Citation: Voth J, Jaber L, MacDougall L, Ward L, Cordeiro J and Miklas EP (2022) The presence of psychological distress in healthcare workers across different care settings in Windsor, Ontario, during the COVID-19 pandemic: A cross-sectional study. Front. Psychol. 13:960900. doi: 10.3389/fpsyg.2022.960900

Received: 03 June 2022; Accepted: 12 July 2022;
Published: 29 August 2022.

Edited by:

Anne M. Doherty, University College Dublin, Ireland

Reviewed by:

Hazalizah Hamzah, Sultan Idris Education University, Malaysia
Elsa Vitale, Bari Local Health Authority, Italy

Copyright © 2022 Voth, Jaber, MacDougall, Ward, Cordeiro and Miklas. This is an open-access article distributed under the terms of the Creative Commons Attribution License (CC BY). The use, distribution or reproduction in other forums is permitted, provided the original author(s) and the copyright owner(s) are credited and that the original publication in this journal is cited, in accordance with accepted academic practice.

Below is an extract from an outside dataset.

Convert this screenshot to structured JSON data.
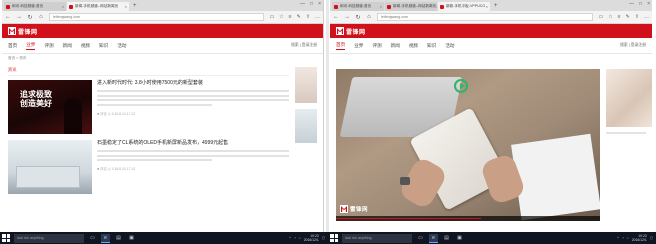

No use, distribution or reproduction is permitted which does not comply with these terms.

*Correspondence: Jennifer Voth,